(Interface dataset entries)
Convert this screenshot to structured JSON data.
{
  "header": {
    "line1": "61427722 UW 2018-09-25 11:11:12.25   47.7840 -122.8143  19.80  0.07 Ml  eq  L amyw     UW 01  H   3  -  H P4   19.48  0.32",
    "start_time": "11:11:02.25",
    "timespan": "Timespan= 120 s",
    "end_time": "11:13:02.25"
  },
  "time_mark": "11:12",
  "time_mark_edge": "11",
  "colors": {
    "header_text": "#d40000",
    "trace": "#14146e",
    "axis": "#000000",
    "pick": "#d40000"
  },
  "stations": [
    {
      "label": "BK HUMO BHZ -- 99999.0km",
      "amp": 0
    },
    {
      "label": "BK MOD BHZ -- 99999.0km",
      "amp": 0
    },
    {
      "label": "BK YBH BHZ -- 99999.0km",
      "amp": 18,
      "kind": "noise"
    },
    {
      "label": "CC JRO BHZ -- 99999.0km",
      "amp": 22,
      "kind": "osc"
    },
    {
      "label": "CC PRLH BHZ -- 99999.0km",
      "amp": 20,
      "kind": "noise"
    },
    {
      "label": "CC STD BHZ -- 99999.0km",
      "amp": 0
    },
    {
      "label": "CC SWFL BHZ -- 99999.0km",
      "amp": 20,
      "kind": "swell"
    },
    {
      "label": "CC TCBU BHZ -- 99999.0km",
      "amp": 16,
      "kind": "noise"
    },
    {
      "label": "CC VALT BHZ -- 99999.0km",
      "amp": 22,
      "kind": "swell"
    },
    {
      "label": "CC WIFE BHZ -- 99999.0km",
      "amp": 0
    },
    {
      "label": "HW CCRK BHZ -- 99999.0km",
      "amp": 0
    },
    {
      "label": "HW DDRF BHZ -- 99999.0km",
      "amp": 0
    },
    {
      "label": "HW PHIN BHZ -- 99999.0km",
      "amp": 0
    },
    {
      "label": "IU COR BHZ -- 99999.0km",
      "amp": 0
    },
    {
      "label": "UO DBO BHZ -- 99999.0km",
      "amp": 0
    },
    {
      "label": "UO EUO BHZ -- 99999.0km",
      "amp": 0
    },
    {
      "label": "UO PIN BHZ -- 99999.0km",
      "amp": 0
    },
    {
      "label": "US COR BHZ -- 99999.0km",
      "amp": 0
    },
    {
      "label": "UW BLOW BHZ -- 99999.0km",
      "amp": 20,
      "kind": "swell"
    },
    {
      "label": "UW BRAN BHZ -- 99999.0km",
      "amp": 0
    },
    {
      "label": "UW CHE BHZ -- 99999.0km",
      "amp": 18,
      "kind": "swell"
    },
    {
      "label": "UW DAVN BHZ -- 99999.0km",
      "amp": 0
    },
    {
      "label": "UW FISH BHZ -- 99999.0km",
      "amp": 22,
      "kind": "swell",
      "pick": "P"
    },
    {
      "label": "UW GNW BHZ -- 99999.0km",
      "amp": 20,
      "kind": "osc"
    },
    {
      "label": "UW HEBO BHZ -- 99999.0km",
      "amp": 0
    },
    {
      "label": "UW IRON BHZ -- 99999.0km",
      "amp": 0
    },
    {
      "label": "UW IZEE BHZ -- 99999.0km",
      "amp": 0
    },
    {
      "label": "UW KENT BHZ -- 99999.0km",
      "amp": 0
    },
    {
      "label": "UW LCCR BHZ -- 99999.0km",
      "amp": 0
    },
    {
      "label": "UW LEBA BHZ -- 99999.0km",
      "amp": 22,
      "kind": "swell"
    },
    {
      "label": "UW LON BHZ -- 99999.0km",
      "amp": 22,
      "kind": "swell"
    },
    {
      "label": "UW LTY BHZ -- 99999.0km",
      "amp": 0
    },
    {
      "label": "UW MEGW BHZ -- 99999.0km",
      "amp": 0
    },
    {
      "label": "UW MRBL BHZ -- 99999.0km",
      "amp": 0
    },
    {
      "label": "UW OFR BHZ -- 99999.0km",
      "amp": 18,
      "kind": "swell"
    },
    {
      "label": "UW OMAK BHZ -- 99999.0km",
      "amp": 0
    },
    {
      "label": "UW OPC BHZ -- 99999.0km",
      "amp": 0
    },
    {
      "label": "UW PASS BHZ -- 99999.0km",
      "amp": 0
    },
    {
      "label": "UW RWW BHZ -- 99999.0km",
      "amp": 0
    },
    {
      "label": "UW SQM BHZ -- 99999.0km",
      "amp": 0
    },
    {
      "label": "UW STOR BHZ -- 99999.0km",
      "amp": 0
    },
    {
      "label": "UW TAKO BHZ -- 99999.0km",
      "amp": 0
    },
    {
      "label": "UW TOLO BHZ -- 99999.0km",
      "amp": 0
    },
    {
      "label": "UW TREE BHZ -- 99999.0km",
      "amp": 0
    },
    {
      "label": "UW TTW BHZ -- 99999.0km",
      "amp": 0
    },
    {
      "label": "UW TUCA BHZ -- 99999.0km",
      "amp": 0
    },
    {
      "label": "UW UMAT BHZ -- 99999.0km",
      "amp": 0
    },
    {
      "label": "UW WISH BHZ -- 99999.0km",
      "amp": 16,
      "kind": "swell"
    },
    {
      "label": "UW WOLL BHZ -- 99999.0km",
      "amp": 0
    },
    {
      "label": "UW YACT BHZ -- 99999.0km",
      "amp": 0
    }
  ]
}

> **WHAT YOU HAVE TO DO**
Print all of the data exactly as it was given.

> **SOLUTION**
Convert this screenshot to structured JSON data.
{
  "header": {
    "line1": "61427722 UW 2018-09-25 11:11:12.25   47.7840 -122.8143  19.80  0.07 Ml  eq  L amyw     UW 01  H   3  -  H P4   19.48  0.32",
    "start_time": "11:11:02.25",
    "timespan": "Timespan= 120 s",
    "end_time": "11:13:02.25"
  },
  "time_mark": "11:12",
  "time_mark_edge": "11",
  "colors": {
    "header_text": "#d40000",
    "trace": "#14146e",
    "axis": "#000000",
    "pick": "#d40000"
  },
  "stations": [
    {
      "label": "BK HUMO BHZ -- 99999.0km",
      "amp": 0
    },
    {
      "label": "BK MOD BHZ -- 99999.0km",
      "amp": 0
    },
    {
      "label": "BK YBH BHZ -- 99999.0km",
      "amp": 18,
      "kind": "noise"
    },
    {
      "label": "CC JRO BHZ -- 99999.0km",
      "amp": 22,
      "kind": "osc"
    },
    {
      "label": "CC PRLH BHZ -- 99999.0km",
      "amp": 20,
      "kind": "noise"
    },
    {
      "label": "CC STD BHZ -- 99999.0km",
      "amp": 0
    },
    {
      "label": "CC SWFL BHZ -- 99999.0km",
      "amp": 20,
      "kind": "swell"
    },
    {
      "label": "CC TCBU BHZ -- 99999.0km",
      "amp": 16,
      "kind": "noise"
    },
    {
      "label": "CC VALT BHZ -- 99999.0km",
      "amp": 22,
      "kind": "swell"
    },
    {
      "label": "CC WIFE BHZ -- 99999.0km",
      "amp": 0
    },
    {
      "label": "HW CCRK BHZ -- 99999.0km",
      "amp": 0
    },
    {
      "label": "HW DDRF BHZ -- 99999.0km",
      "amp": 0
    },
    {
      "label": "HW PHIN BHZ -- 99999.0km",
      "amp": 0
    },
    {
      "label": "IU COR BHZ -- 99999.0km",
      "amp": 0
    },
    {
      "label": "UO DBO BHZ -- 99999.0km",
      "amp": 0
    },
    {
      "label": "UO EUO BHZ -- 99999.0km",
      "amp": 0
    },
    {
      "label": "UO PIN BHZ -- 99999.0km",
      "amp": 0
    },
    {
      "label": "US COR BHZ -- 99999.0km",
      "amp": 0
    },
    {
      "label": "UW BLOW BHZ -- 99999.0km",
      "amp": 20,
      "kind": "swell"
    },
    {
      "label": "UW BRAN BHZ -- 99999.0km",
      "amp": 0
    },
    {
      "label": "UW CHE BHZ -- 99999.0km",
      "amp": 18,
      "kind": "swell"
    },
    {
      "label": "UW DAVN BHZ -- 99999.0km",
      "amp": 0
    },
    {
      "label": "UW FISH BHZ -- 99999.0km",
      "amp": 22,
      "kind": "swell",
      "pick": "P"
    },
    {
      "label": "UW GNW BHZ -- 99999.0km",
      "amp": 20,
      "kind": "osc"
    },
    {
      "label": "UW HEBO BHZ -- 99999.0km",
      "amp": 0
    },
    {
      "label": "UW IRON BHZ -- 99999.0km",
      "amp": 0
    },
    {
      "label": "UW IZEE BHZ -- 99999.0km",
      "amp": 0
    },
    {
      "label": "UW KENT BHZ -- 99999.0km",
      "amp": 0
    },
    {
      "label": "UW LCCR BHZ -- 99999.0km",
      "amp": 0
    },
    {
      "label": "UW LEBA BHZ -- 99999.0km",
      "amp": 22,
      "kind": "swell"
    },
    {
      "label": "UW LON BHZ -- 99999.0km",
      "amp": 22,
      "kind": "swell"
    },
    {
      "label": "UW LTY BHZ -- 99999.0km",
      "amp": 0
    },
    {
      "label": "UW MEGW BHZ -- 99999.0km",
      "amp": 0
    },
    {
      "label": "UW MRBL BHZ -- 99999.0km",
      "amp": 0
    },
    {
      "label": "UW OFR BHZ -- 99999.0km",
      "amp": 18,
      "kind": "swell"
    },
    {
      "label": "UW OMAK BHZ -- 99999.0km",
      "amp": 0
    },
    {
      "label": "UW OPC BHZ -- 99999.0km",
      "amp": 0
    },
    {
      "label": "UW PASS BHZ -- 99999.0km",
      "amp": 0
    },
    {
      "label": "UW RWW BHZ -- 99999.0km",
      "amp": 0
    },
    {
      "label": "UW SQM BHZ -- 99999.0km",
      "amp": 0
    },
    {
      "label": "UW STOR BHZ -- 99999.0km",
      "amp": 0
    },
    {
      "label": "UW TAKO BHZ -- 99999.0km",
      "amp": 0
    },
    {
      "label": "UW TOLO BHZ -- 99999.0km",
      "amp": 0
    },
    {
      "label": "UW TREE BHZ -- 99999.0km",
      "amp": 0
    },
    {
      "label": "UW TTW BHZ -- 99999.0km",
      "amp": 0
    },
    {
      "label": "UW TUCA BHZ -- 99999.0km",
      "amp": 0
    },
    {
      "label": "UW UMAT BHZ -- 99999.0km",
      "amp": 0
    },
    {
      "label": "UW WISH BHZ -- 99999.0km",
      "amp": 16,
      "kind": "swell"
    },
    {
      "label": "UW WOLL BHZ -- 99999.0km",
      "amp": 0
    },
    {
      "label": "UW YACT BHZ -- 99999.0km",
      "amp": 0
    }
  ]
}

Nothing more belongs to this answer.